The problem, as we see it, consists of an obsession of the mind and an allergy of the body. The obsession is a continued and irresistible thought of cocaine and the next high. Once we have given in to this thought, our bodies take over. The allergy creates an absolute inability to stop using once we begin. Addiction is not a moral issue. Addiction is a disease—a disease that kills.
We wish to assure you that there is a solution and that recovery is possible. It begins with complete abstinence from cocaine and all other mind-altering substances. It continues with practicing C.A.’s Twelve Steps of recovery, one day at a time. Here are some suggestions to help you stay clean and sober for your first 30 days:
Abstinence: Do not use any mind-altering substances! Experience has shown that the use of any mind-altering substance will ultimately lead us back to the drug we were trying to avoid or to addiction in another form.
A Meeting a Day: Attend meetings as often as possible, preferably every day. Meetings are where we go to share our experience, strength, and hope with each other.
Get a Sponsor: It is a good idea to get a sponsor during your early days, when C.A. seems unfamiliar. A sponsor shares one-on-one how to maintain sobriety by working the Twelve Steps of Cocaine Anonymous.
Use the Telephone: Get phone numbers from other C.A. members and call them between meetings. A vital part of our recovery process is building a support network of sober friends. Reaching out to others can make all the difference in maintaining our sobriety. If no one on your phone list is available, call your local C.A. helpline.
One Day at a Time: We stay clean and sober one day at a time and, when necessary, one hour or even one minute at a time; not for one week, or one month, or one year—just one day at a time.
Cocaine and other mind-altering substances helped us escape from ourselves; they altered our perception of reality. They helped us cover up, avoid, and deaden our feelings. As we get clean and sober, our feelings begin to surface. Recovery can be challenging, but with help, we find our lives get better one day at a time.
When we attended our first C.A. meeting, we knew deep down inside that cocaine, alcohol and/or other drugs had become a problem in our lives. Acknowledging this was just the beginning. This is where the program of Cocaine Anonymous provides a solution. We begin by surrendering and working the Twelve Steps of Cocaine Anonymous.
STEP ONE: We admitted we were powerless over cocaine and all other mind-altering substances—that our lives had become unmanageable.
Most of us disliked the idea of being powerless over anything. We thought cocaine, alcohol and/or other drugs made us invincible and powerful. In reality, they took a toll on us financially, emotionally, physically, and spiritually. Many of us were out of control and had reached the depths of despair. The extent was different for each of us, but the fact remained that our lives had become unmanageable.
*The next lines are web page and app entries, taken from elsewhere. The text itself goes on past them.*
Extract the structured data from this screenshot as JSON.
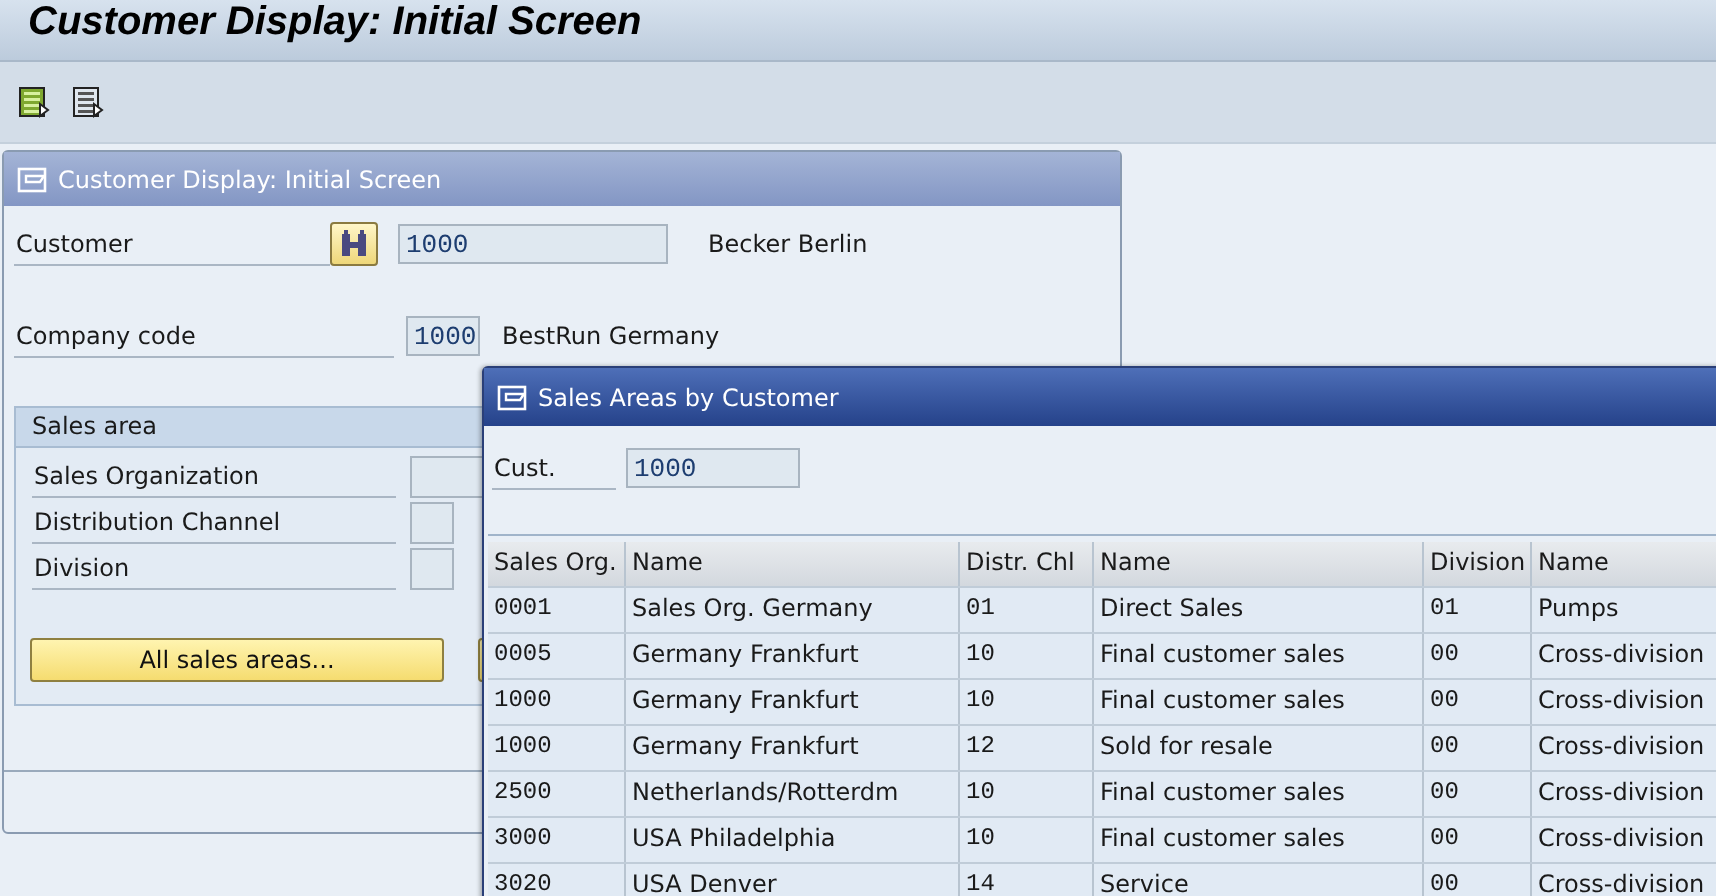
{
  "window": {
    "title": "Customer Display: Initial Screen"
  },
  "toolbar": {
    "buttons": [
      {
        "kind": "green"
      },
      {
        "kind": "plain"
      }
    ]
  },
  "panel": {
    "title": "Customer Display: Initial Screen",
    "customer": {
      "label": "Customer",
      "value": "1000",
      "description": "Becker Berlin"
    },
    "company_code": {
      "label": "Company code",
      "value": "1000",
      "description": "BestRun Germany"
    },
    "sales_area": {
      "title": "Sales area",
      "fields": [
        {
          "label": "Sales Organization",
          "kind": "wide"
        },
        {
          "label": "Distribution Channel",
          "kind": "narrow"
        },
        {
          "label": "Division",
          "kind": "narrow"
        }
      ],
      "button": "All sales areas..."
    }
  },
  "popup": {
    "title": "Sales Areas by Customer",
    "cust": {
      "label": "Cust.",
      "value": "1000"
    },
    "table": {
      "columns": [
        "Sales Org.",
        "Name",
        "Distr. Chl",
        "Name",
        "Division",
        "Name"
      ],
      "rows": [
        [
          "0001",
          "Sales Org. Germany",
          "01",
          "Direct Sales",
          "01",
          "Pumps"
        ],
        [
          "0005",
          "Germany Frankfurt",
          "10",
          "Final customer sales",
          "00",
          "Cross-division"
        ],
        [
          "1000",
          "Germany Frankfurt",
          "10",
          "Final customer sales",
          "00",
          "Cross-division"
        ],
        [
          "1000",
          "Germany Frankfurt",
          "12",
          "Sold for resale",
          "00",
          "Cross-division"
        ],
        [
          "2500",
          "Netherlands/Rotterdm",
          "10",
          "Final customer sales",
          "00",
          "Cross-division"
        ],
        [
          "3000",
          "USA Philadelphia",
          "10",
          "Final customer sales",
          "00",
          "Cross-division"
        ],
        [
          "3020",
          "USA Denver",
          "14",
          "Service",
          "00",
          "Cross-division"
        ]
      ]
    }
  }
}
It was not until we got honest with ourselves and surrendered that we began to know peace.
STEP TWO: Came to believe that a Power greater than ourselves could restore us to sanity.
Step Two involves open-mindedness. Having admitted we were powerless over cocaine and all other mind-altering substances, we became open-minded enough to believe that a Power greater than ourselves could remove our obsession to use and restore us to sanity. This Power may be God, but does not have to be. Many of us use the Fellowship of C.A. as our Higher Power. After all, what we had failed to do alone, we are succeeding in doing together.
STEP THREE: Made a decision to turn our will and our lives over to the care of God as we understood Him.
Cocaine Anonymous is a spiritual program, not a religious one. Some of us arrived with a belief in God, while others used the group until they found a Higher Power. A key phrase in this Step is“as we understood Him.” In Cocaine Anonymous, each individual can choose a God of his or her own understanding.
As we continue to work the Twelve Steps of Cocaine Anonymous, we begin to see these Promises coming true in our lives:
If we are painstaking about this phase of our development, we will be amazed before we are halfway through. We are going to know a new freedom and a new happiness. We will not regret the past nor wish to shut the door on it. We will comprehend the word serenity and we will know peace. No matter how far down the scale we have gone, we will see how our experience can benefit others. That feeling of uselessness and self-pity will disappear. We will lose interest in selfish things and gain interest in our fellows. Self-seeking will slip away. Our whole attitude and outlook upon life will change. Fear of people and of economic insecurity will leave us. We will intuitively know how to handle situations which used to baffle us. We will suddenly realize that God is doing for us what we could not do for ourselves.*
* This excerpt from Alcoholics Anonymous, pages 83-84, is reprinted with permission of Alcoholics Anonymous World Services, Inc. (“AAWS”). Permission to use this excerpt does not mean that AAWS has reviewed or approved the contents of this publication, or that AAWS necessarily agrees with the views expressed therein. A.A. is a program of recovery from alcoholism only—use of this material in connection with programs and activities which are patterned after A.A., but which address other problems or concerns, or in any other non-A.A. context, does not imply otherwise.